*** Begin section ***

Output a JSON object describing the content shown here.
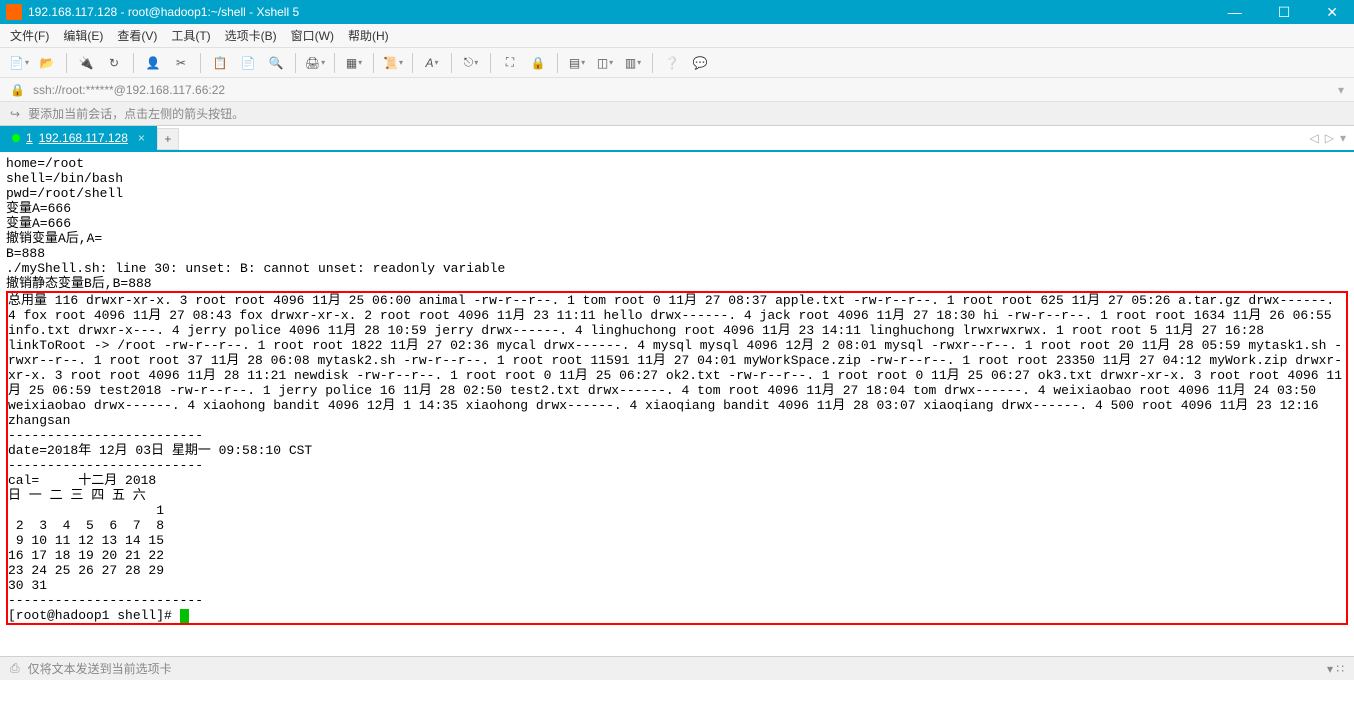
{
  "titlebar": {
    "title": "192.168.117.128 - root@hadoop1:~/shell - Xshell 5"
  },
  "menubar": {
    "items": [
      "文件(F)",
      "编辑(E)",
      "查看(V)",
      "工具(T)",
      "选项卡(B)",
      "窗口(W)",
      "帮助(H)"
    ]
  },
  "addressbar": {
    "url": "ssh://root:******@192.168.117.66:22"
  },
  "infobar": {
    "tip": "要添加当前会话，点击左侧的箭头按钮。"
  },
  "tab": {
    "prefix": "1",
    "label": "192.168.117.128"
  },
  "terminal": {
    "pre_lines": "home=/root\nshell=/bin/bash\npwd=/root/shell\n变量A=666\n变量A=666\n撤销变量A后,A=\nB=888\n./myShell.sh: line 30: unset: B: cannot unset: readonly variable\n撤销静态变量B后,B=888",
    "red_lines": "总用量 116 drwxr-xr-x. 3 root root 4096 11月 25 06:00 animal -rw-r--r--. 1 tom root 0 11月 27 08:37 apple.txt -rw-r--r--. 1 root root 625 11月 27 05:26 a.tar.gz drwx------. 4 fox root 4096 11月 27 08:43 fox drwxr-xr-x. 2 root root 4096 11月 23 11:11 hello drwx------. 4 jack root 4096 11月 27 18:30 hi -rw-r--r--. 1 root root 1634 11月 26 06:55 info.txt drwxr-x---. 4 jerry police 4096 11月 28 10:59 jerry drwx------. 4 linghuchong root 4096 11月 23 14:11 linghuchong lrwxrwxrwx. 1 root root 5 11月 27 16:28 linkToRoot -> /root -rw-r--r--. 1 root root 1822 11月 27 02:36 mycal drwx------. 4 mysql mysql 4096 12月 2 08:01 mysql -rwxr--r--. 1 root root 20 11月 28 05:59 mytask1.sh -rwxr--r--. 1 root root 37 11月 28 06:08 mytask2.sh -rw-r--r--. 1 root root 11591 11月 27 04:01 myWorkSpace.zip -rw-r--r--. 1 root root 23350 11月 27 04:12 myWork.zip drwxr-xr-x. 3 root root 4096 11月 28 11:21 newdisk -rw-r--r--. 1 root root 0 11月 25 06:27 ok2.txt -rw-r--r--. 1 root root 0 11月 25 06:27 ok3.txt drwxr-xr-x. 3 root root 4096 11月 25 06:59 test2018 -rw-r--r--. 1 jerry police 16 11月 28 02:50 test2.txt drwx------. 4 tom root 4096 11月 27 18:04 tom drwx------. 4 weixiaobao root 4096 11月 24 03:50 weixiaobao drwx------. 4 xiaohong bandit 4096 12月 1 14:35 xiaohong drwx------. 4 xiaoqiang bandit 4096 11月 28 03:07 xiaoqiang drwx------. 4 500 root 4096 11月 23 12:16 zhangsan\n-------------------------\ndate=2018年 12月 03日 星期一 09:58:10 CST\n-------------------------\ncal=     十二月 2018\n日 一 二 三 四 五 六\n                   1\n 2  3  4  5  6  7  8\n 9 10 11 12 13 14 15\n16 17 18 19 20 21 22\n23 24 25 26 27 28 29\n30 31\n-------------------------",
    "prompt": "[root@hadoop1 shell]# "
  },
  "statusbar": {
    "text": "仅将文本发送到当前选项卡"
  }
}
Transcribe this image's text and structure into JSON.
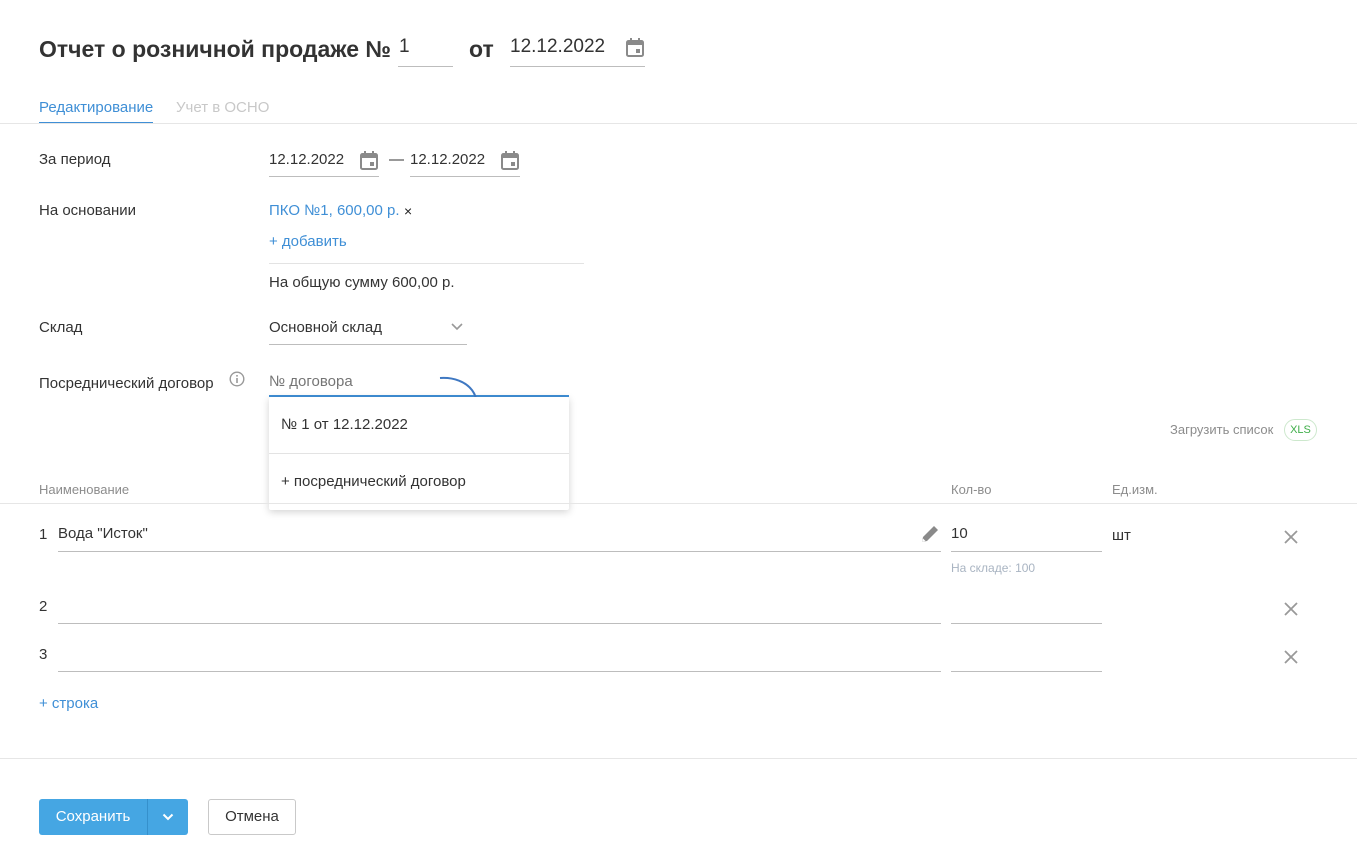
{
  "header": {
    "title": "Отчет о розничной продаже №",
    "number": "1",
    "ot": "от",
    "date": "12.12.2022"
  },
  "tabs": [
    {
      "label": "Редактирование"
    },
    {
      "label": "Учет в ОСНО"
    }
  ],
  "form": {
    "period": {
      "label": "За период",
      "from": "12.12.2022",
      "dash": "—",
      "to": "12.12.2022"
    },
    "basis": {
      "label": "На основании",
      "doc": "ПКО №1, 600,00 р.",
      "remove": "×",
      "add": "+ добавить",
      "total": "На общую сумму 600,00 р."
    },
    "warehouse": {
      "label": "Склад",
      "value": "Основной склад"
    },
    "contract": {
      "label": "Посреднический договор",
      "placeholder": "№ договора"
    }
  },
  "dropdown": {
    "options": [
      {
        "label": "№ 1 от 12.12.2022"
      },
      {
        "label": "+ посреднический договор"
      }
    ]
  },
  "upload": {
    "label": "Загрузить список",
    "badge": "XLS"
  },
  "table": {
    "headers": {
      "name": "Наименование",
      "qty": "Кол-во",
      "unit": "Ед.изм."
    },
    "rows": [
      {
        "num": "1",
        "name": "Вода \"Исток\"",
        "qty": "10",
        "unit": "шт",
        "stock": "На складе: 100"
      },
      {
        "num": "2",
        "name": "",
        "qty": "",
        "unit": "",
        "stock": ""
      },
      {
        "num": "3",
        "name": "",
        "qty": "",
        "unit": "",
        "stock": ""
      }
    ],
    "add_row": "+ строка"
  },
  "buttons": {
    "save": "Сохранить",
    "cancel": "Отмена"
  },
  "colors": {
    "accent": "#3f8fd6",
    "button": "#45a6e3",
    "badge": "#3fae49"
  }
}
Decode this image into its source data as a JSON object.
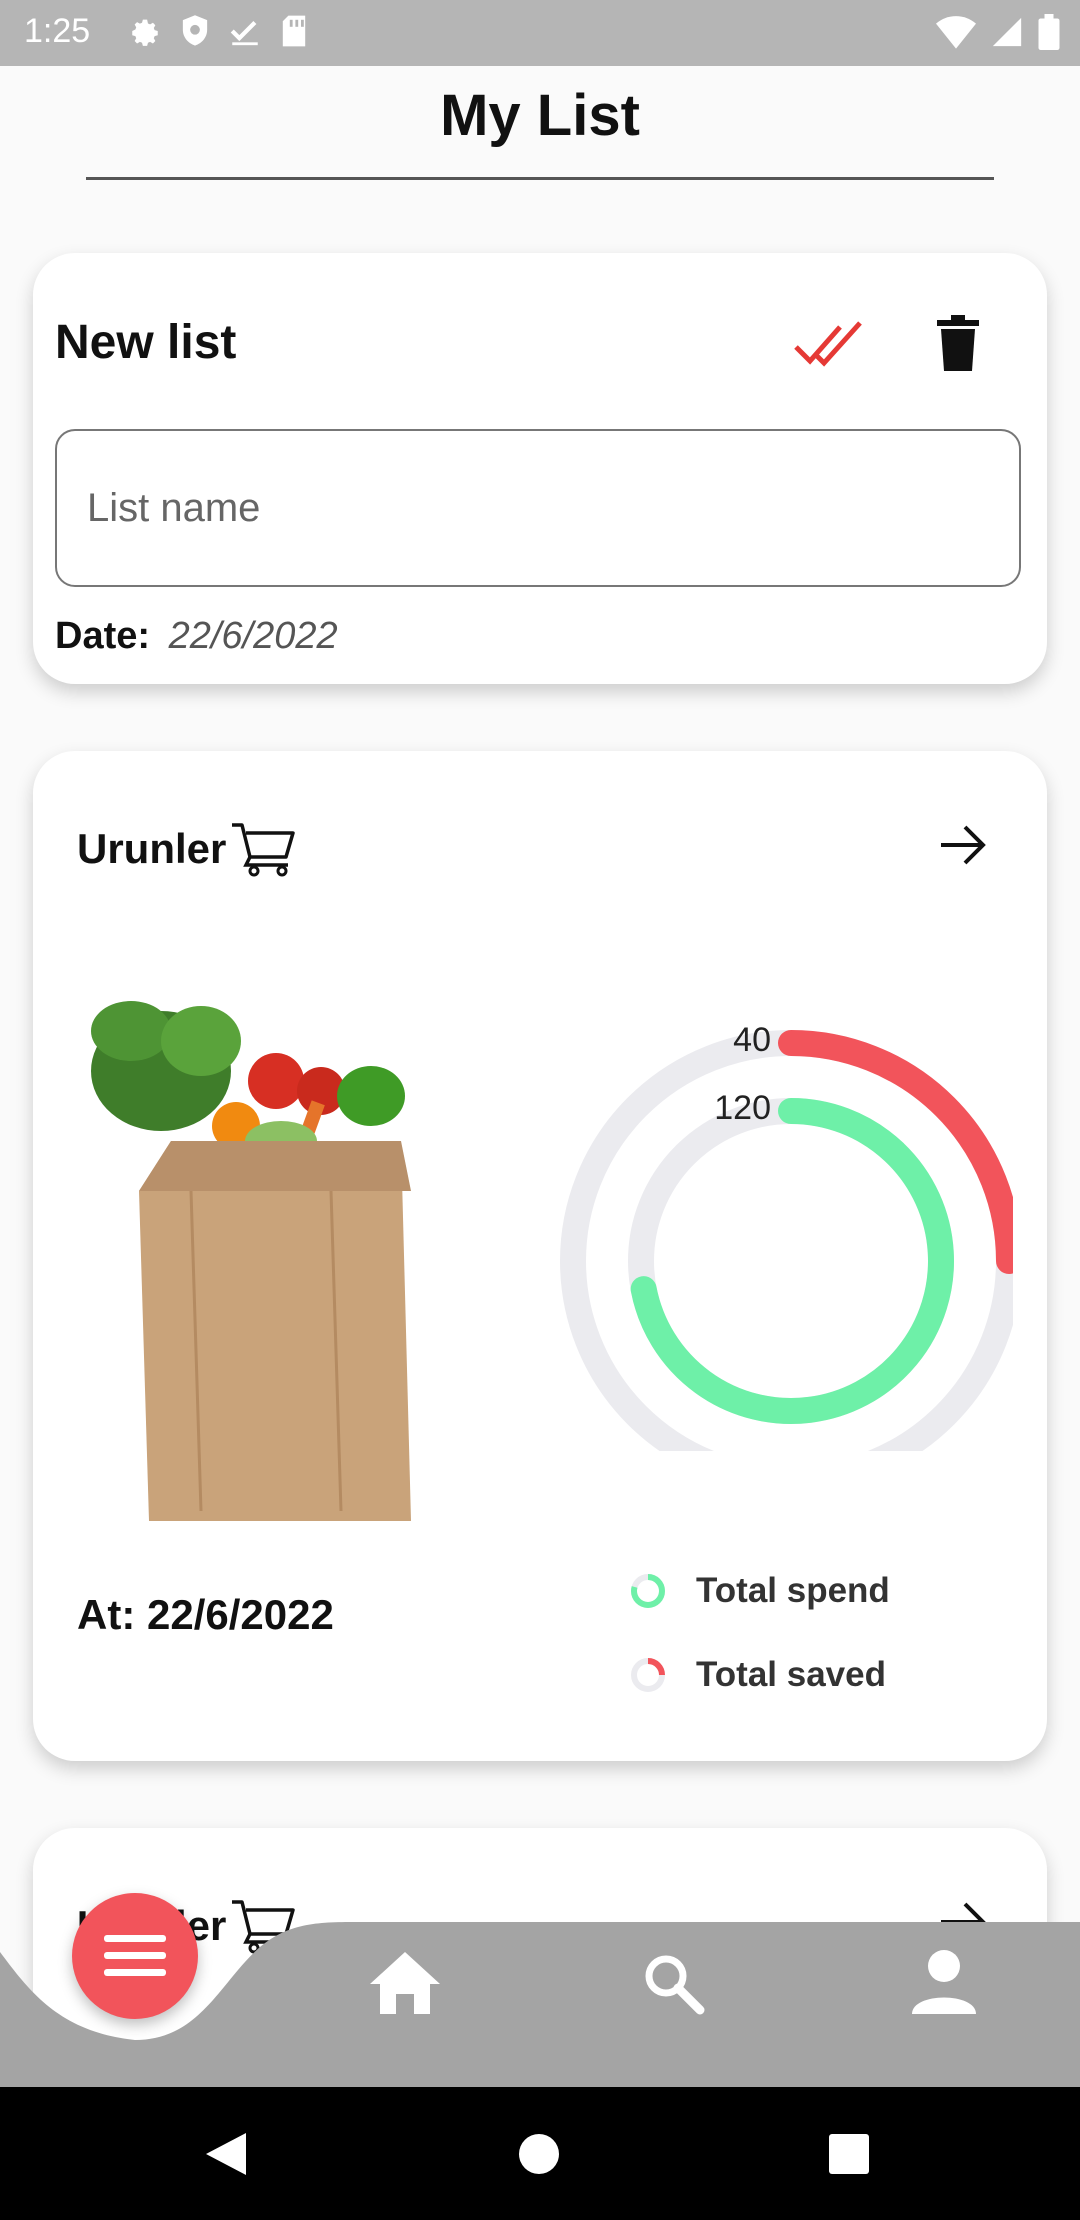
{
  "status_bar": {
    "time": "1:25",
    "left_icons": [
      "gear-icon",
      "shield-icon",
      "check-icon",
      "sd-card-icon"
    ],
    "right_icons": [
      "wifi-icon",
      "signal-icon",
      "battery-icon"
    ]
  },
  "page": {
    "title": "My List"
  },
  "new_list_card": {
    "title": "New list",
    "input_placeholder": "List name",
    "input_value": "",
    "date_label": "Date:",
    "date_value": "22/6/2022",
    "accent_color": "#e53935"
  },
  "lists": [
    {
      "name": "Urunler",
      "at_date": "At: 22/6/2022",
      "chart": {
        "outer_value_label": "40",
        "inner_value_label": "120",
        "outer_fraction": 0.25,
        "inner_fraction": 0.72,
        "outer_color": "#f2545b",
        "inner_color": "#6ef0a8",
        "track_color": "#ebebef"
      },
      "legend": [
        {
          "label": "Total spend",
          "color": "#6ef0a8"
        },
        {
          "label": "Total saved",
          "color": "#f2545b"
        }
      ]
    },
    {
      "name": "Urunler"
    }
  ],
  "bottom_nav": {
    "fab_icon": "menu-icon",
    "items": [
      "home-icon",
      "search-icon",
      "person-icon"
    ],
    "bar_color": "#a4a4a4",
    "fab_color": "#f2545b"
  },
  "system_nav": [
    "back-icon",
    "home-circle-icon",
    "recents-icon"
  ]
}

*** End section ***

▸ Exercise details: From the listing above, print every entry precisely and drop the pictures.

▸ Answer to this problem:
Output a JSON object describing the content shown here.
{
  "titlebar": {
    "title": "192.168.117.128 - root@hadoop1:~/shell - Xshell 5"
  },
  "menubar": {
    "items": [
      "文件(F)",
      "编辑(E)",
      "查看(V)",
      "工具(T)",
      "选项卡(B)",
      "窗口(W)",
      "帮助(H)"
    ]
  },
  "addressbar": {
    "url": "ssh://root:******@192.168.117.66:22"
  },
  "infobar": {
    "tip": "要添加当前会话，点击左侧的箭头按钮。"
  },
  "tab": {
    "prefix": "1",
    "label": "192.168.117.128"
  },
  "terminal": {
    "pre_lines": "home=/root\nshell=/bin/bash\npwd=/root/shell\n变量A=666\n变量A=666\n撤销变量A后,A=\nB=888\n./myShell.sh: line 30: unset: B: cannot unset: readonly variable\n撤销静态变量B后,B=888",
    "red_lines": "总用量 116 drwxr-xr-x. 3 root root 4096 11月 25 06:00 animal -rw-r--r--. 1 tom root 0 11月 27 08:37 apple.txt -rw-r--r--. 1 root root 625 11月 27 05:26 a.tar.gz drwx------. 4 fox root 4096 11月 27 08:43 fox drwxr-xr-x. 2 root root 4096 11月 23 11:11 hello drwx------. 4 jack root 4096 11月 27 18:30 hi -rw-r--r--. 1 root root 1634 11月 26 06:55 info.txt drwxr-x---. 4 jerry police 4096 11月 28 10:59 jerry drwx------. 4 linghuchong root 4096 11月 23 14:11 linghuchong lrwxrwxrwx. 1 root root 5 11月 27 16:28 linkToRoot -> /root -rw-r--r--. 1 root root 1822 11月 27 02:36 mycal drwx------. 4 mysql mysql 4096 12月 2 08:01 mysql -rwxr--r--. 1 root root 20 11月 28 05:59 mytask1.sh -rwxr--r--. 1 root root 37 11月 28 06:08 mytask2.sh -rw-r--r--. 1 root root 11591 11月 27 04:01 myWorkSpace.zip -rw-r--r--. 1 root root 23350 11月 27 04:12 myWork.zip drwxr-xr-x. 3 root root 4096 11月 28 11:21 newdisk -rw-r--r--. 1 root root 0 11月 25 06:27 ok2.txt -rw-r--r--. 1 root root 0 11月 25 06:27 ok3.txt drwxr-xr-x. 3 root root 4096 11月 25 06:59 test2018 -rw-r--r--. 1 jerry police 16 11月 28 02:50 test2.txt drwx------. 4 tom root 4096 11月 27 18:04 tom drwx------. 4 weixiaobao root 4096 11月 24 03:50 weixiaobao drwx------. 4 xiaohong bandit 4096 12月 1 14:35 xiaohong drwx------. 4 xiaoqiang bandit 4096 11月 28 03:07 xiaoqiang drwx------. 4 500 root 4096 11月 23 12:16 zhangsan\n-------------------------\ndate=2018年 12月 03日 星期一 09:58:10 CST\n-------------------------\ncal=     十二月 2018\n日 一 二 三 四 五 六\n                   1\n 2  3  4  5  6  7  8\n 9 10 11 12 13 14 15\n16 17 18 19 20 21 22\n23 24 25 26 27 28 29\n30 31\n-------------------------",
    "prompt": "[root@hadoop1 shell]# "
  },
  "statusbar": {
    "text": "仅将文本发送到当前选项卡"
  }
}
Transcribe this image's text and structure into JSON.
{
  "header": {
    "title": "Отчет о розничной продаже №",
    "number": "1",
    "ot": "от",
    "date": "12.12.2022"
  },
  "tabs": [
    {
      "label": "Редактирование"
    },
    {
      "label": "Учет в ОСНО"
    }
  ],
  "form": {
    "period": {
      "label": "За период",
      "from": "12.12.2022",
      "dash": "—",
      "to": "12.12.2022"
    },
    "basis": {
      "label": "На основании",
      "doc": "ПКО №1, 600,00 р.",
      "remove": "×",
      "add": "+ добавить",
      "total": "На общую сумму 600,00 р."
    },
    "warehouse": {
      "label": "Склад",
      "value": "Основной склад"
    },
    "contract": {
      "label": "Посреднический договор",
      "placeholder": "№ договора"
    }
  },
  "dropdown": {
    "options": [
      {
        "label": "№ 1 от 12.12.2022"
      },
      {
        "label": "+ посреднический договор"
      }
    ]
  },
  "upload": {
    "label": "Загрузить список",
    "badge": "XLS"
  },
  "table": {
    "headers": {
      "name": "Наименование",
      "qty": "Кол-во",
      "unit": "Ед.изм."
    },
    "rows": [
      {
        "num": "1",
        "name": "Вода \"Исток\"",
        "qty": "10",
        "unit": "шт",
        "stock": "На складе: 100"
      },
      {
        "num": "2",
        "name": "",
        "qty": "",
        "unit": "",
        "stock": ""
      },
      {
        "num": "3",
        "name": "",
        "qty": "",
        "unit": "",
        "stock": ""
      }
    ],
    "add_row": "+ строка"
  },
  "buttons": {
    "save": "Сохранить",
    "cancel": "Отмена"
  },
  "colors": {
    "accent": "#3f8fd6",
    "button": "#45a6e3",
    "badge": "#3fae49"
  }
}
Decode this image into its source data as a JSON object.
{
  "status_bar": {
    "time": "1:25",
    "left_icons": [
      "gear-icon",
      "shield-icon",
      "check-icon",
      "sd-card-icon"
    ],
    "right_icons": [
      "wifi-icon",
      "signal-icon",
      "battery-icon"
    ]
  },
  "page": {
    "title": "My List"
  },
  "new_list_card": {
    "title": "New list",
    "input_placeholder": "List name",
    "input_value": "",
    "date_label": "Date:",
    "date_value": "22/6/2022",
    "accent_color": "#e53935"
  },
  "lists": [
    {
      "name": "Urunler",
      "at_date": "At: 22/6/2022",
      "chart": {
        "outer_value_label": "40",
        "inner_value_label": "120",
        "outer_fraction": 0.25,
        "inner_fraction": 0.72,
        "outer_color": "#f2545b",
        "inner_color": "#6ef0a8",
        "track_color": "#ebebef"
      },
      "legend": [
        {
          "label": "Total spend",
          "color": "#6ef0a8"
        },
        {
          "label": "Total saved",
          "color": "#f2545b"
        }
      ]
    },
    {
      "name": "Urunler"
    }
  ],
  "bottom_nav": {
    "fab_icon": "menu-icon",
    "items": [
      "home-icon",
      "search-icon",
      "person-icon"
    ],
    "bar_color": "#a4a4a4",
    "fab_color": "#f2545b"
  },
  "system_nav": [
    "back-icon",
    "home-circle-icon",
    "recents-icon"
  ]
}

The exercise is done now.